*RECORDS SUPPLIED*:

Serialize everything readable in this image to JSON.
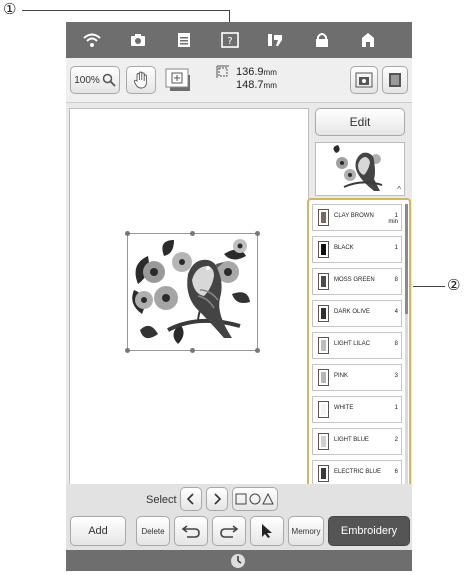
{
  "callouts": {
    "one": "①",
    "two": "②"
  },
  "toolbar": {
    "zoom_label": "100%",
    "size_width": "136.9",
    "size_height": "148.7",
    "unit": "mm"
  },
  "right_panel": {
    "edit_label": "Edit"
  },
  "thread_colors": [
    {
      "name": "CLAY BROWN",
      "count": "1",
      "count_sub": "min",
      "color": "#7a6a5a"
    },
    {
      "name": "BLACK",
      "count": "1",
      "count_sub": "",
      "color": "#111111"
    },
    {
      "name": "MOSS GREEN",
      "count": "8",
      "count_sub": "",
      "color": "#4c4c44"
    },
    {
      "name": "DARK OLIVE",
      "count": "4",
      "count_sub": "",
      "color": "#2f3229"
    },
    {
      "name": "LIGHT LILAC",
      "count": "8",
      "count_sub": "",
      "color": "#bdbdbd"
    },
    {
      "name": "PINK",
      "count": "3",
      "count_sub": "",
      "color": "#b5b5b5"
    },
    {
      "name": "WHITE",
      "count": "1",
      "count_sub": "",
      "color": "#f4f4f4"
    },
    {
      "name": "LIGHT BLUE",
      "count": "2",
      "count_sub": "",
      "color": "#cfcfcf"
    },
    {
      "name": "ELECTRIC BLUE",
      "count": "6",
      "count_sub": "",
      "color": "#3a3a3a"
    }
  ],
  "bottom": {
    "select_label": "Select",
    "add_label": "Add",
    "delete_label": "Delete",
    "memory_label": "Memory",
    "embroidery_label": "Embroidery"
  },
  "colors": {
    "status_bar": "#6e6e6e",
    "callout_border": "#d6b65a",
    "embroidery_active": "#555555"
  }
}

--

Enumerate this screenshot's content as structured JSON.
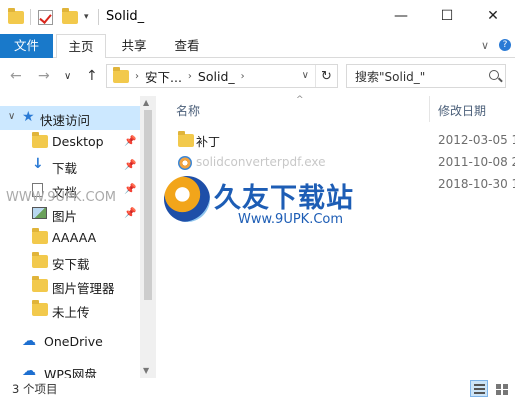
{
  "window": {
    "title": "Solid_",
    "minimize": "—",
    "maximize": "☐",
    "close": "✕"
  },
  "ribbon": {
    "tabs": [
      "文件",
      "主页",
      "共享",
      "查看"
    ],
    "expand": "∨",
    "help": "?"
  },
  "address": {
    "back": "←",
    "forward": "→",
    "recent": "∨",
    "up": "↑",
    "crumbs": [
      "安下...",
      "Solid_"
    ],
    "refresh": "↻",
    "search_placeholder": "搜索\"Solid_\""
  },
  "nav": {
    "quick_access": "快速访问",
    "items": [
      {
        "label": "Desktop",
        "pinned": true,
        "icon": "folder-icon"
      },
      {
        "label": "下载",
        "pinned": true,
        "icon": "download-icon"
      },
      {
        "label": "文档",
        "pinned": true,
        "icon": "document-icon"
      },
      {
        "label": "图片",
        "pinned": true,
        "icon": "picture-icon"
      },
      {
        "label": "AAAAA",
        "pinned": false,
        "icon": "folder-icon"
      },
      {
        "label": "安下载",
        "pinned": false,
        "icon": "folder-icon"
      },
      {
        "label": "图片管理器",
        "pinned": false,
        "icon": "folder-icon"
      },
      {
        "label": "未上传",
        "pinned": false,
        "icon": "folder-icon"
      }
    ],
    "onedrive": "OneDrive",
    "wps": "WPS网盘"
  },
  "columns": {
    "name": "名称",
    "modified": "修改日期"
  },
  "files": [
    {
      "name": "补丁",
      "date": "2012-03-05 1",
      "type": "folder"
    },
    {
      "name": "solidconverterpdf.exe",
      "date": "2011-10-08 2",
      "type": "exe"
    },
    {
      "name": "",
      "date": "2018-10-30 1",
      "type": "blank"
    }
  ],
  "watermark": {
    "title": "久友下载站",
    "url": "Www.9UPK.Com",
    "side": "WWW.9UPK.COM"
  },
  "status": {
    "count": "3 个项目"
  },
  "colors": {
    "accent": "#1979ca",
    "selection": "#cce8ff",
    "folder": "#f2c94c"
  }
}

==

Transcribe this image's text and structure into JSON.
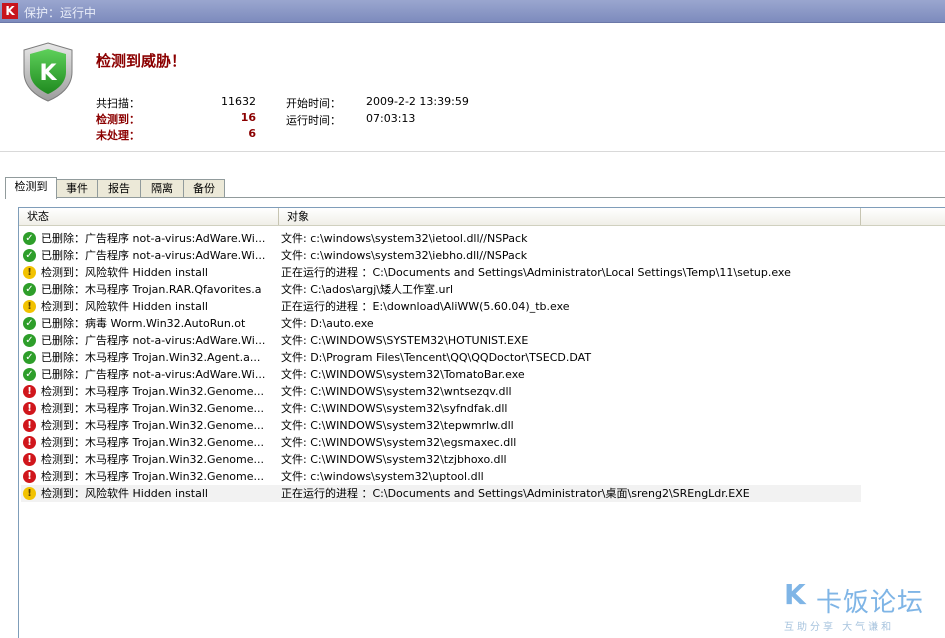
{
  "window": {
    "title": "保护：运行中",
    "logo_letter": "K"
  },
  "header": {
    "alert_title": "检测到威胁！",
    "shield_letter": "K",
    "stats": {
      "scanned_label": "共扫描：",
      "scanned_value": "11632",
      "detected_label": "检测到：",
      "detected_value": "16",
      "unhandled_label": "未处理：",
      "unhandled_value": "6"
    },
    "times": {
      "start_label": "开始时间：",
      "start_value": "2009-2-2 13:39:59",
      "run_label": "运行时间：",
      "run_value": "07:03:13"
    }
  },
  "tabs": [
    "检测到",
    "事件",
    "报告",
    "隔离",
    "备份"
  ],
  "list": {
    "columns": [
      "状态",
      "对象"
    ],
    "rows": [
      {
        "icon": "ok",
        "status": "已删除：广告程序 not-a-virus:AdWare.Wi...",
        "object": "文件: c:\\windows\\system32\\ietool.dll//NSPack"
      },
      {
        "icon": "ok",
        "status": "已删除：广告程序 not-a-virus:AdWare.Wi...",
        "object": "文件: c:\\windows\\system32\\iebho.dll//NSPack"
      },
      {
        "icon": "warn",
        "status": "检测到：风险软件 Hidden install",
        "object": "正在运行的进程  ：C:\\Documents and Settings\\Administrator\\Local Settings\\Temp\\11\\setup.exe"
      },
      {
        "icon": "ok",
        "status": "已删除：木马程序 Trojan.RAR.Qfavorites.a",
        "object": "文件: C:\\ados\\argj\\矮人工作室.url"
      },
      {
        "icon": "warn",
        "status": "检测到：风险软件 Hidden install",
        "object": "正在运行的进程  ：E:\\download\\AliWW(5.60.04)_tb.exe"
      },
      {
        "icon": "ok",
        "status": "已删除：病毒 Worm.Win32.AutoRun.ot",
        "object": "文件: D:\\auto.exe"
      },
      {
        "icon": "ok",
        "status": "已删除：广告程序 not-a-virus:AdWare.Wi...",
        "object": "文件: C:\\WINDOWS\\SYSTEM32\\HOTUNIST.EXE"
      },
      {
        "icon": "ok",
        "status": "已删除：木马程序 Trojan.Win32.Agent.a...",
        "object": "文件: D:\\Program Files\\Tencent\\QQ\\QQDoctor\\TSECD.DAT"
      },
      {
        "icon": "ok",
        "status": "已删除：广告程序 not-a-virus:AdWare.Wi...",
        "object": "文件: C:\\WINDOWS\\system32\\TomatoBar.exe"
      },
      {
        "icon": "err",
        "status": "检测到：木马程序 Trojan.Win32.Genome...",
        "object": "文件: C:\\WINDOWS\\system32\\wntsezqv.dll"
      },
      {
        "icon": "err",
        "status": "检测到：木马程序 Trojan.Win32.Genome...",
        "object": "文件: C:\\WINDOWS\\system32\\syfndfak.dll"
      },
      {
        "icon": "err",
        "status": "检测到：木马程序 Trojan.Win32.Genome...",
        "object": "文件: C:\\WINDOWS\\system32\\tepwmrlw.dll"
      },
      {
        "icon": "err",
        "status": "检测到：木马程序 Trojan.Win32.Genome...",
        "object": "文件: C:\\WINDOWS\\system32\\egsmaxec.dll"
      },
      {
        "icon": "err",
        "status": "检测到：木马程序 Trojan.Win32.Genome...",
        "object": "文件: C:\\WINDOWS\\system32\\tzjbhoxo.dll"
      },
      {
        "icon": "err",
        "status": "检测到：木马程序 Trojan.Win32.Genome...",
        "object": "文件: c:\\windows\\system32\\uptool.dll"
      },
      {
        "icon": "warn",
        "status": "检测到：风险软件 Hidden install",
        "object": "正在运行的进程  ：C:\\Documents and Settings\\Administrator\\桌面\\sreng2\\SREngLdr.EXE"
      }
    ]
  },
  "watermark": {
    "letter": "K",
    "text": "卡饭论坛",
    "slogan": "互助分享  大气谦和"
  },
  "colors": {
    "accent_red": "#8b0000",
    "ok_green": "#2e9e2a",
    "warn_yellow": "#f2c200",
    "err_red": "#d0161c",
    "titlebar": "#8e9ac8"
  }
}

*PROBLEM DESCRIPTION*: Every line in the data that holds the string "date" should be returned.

*RESULT*:
      "date": "2012-03-05 1",
      "date": "2011-10-08 2",
      "date": "2018-10-30 1",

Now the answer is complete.